§ How to complete this task
Could you please return each line of the data that has the word "find"?

§ Record excerpts
━━━━━━━━━━
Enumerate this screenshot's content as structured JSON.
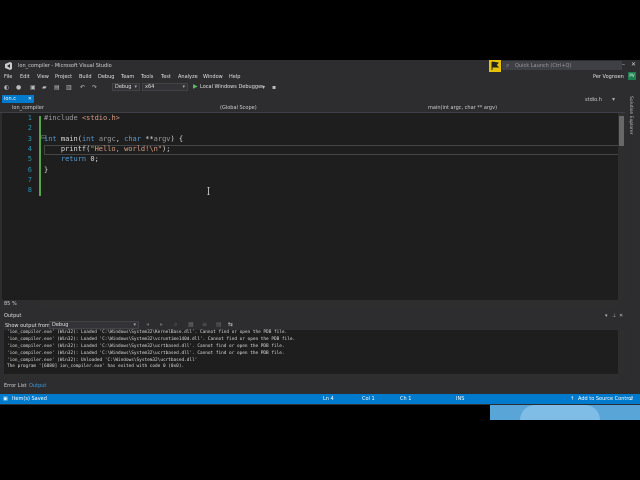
{
  "window": {
    "title": "lon_compiler - Microsoft Visual Studio",
    "quick_launch": "Quick Launch (Ctrl+Q)",
    "user": "Per Vognsen",
    "user_initials": "PV"
  },
  "menu": [
    "File",
    "Edit",
    "View",
    "Project",
    "Build",
    "Debug",
    "Team",
    "Tools",
    "Test",
    "Analyze",
    "Window",
    "Help"
  ],
  "toolbar": {
    "config": "Debug",
    "platform": "x64",
    "debugger": "Local Windows Debugger"
  },
  "tabs": {
    "active": "ion.c",
    "other": "stdio.h"
  },
  "navbar": {
    "project": "lon_compiler",
    "scope": "(Global Scope)",
    "member": "main(int argc, char ** argv)"
  },
  "editor": {
    "line_numbers": [
      "1",
      "2",
      "3",
      "4",
      "5",
      "6",
      "7",
      "8"
    ],
    "current_line": 4,
    "zoom": "85 %"
  },
  "side_panel": "Solution Explorer",
  "output": {
    "title": "Output",
    "show_from_label": "Show output from:",
    "show_from_value": "Debug",
    "lines": [
      "'ion_compiler.exe' (Win32): Loaded 'C:\\Windows\\System32\\KernelBase.dll'. Cannot find or open the PDB file.",
      "'ion_compiler.exe' (Win32): Loaded 'C:\\Windows\\System32\\vcruntime140d.dll'. Cannot find or open the PDB file.",
      "'ion_compiler.exe' (Win32): Loaded 'C:\\Windows\\System32\\ucrtbased.dll'. Cannot find or open the PDB file.",
      "'ion_compiler.exe' (Win32): Loaded 'C:\\Windows\\System32\\ucrtbased.dll'. Cannot find or open the PDB file.",
      "'ion_compiler.exe' (Win32): Unloaded 'C:\\Windows\\System32\\ucrtbased.dll'",
      "The program '[6080] ion_compiler.exe' has exited with code 0 (0x0)."
    ]
  },
  "bottom_tabs": [
    "Error List",
    "Output"
  ],
  "status": {
    "message": "Item(s) Saved",
    "ln": "Ln 4",
    "col": "Col 1",
    "ch": "Ch 1",
    "mode": "INS",
    "source_control": "Add to Source Control"
  }
}
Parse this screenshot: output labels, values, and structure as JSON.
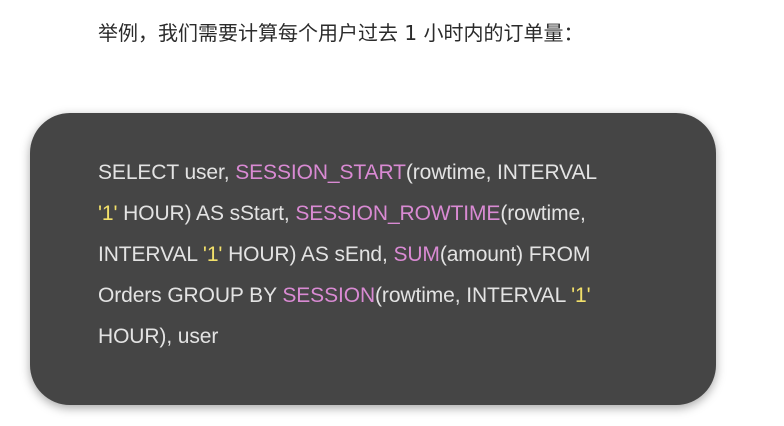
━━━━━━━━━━
§ Output for this task
      "'ion_compiler.exe' (Win32): Loaded 'C:\\Windows\\System32\\KernelBase.dll'. Cannot find or open the PDB file.",
      "'ion_compiler.exe' (Win32): Loaded 'C:\\Windows\\System32\\vcruntime140d.dll'. Cannot find or open the PDB file.",
      "'ion_compiler.exe' (Win32): Loaded 'C:\\Windows\\System32\\ucrtbased.dll'. Cannot find or open the PDB file.",
      "'ion_compiler.exe' (Win32): Loaded 'C:\\Windows\\System32\\ucrtbased.dll'. Cannot find or open the PDB file.",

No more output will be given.